Please copy every line with the string "Dashboard" from the entries below.

- - - -

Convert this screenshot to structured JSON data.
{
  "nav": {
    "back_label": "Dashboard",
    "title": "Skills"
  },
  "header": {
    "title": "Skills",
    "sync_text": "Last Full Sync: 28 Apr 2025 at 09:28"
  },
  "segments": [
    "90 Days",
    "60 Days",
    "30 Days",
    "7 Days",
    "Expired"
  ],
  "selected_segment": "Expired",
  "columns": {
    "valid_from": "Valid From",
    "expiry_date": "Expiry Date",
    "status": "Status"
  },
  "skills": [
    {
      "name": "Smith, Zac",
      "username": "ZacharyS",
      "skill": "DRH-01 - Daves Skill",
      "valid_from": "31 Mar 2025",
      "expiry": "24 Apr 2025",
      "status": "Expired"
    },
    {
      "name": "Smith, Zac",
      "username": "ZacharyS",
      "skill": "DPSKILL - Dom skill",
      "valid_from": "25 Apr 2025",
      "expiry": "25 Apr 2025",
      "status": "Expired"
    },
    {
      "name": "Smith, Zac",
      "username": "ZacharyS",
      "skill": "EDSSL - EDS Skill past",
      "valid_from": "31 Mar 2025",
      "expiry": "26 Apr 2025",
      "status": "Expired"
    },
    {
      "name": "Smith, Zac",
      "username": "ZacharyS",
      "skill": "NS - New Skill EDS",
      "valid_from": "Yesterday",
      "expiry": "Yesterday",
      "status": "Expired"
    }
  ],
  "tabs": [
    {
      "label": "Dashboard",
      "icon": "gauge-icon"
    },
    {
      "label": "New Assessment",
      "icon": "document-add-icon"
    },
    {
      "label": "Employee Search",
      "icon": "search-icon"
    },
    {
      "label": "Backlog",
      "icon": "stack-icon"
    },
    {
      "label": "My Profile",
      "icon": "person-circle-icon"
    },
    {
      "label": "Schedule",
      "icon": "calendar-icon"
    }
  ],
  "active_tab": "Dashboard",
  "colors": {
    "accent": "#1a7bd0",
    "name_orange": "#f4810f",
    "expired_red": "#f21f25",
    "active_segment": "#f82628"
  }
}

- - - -

# Problem solution
    "back_label": "Dashboard",
      "label": "Dashboard",
  "active_tab": "Dashboard",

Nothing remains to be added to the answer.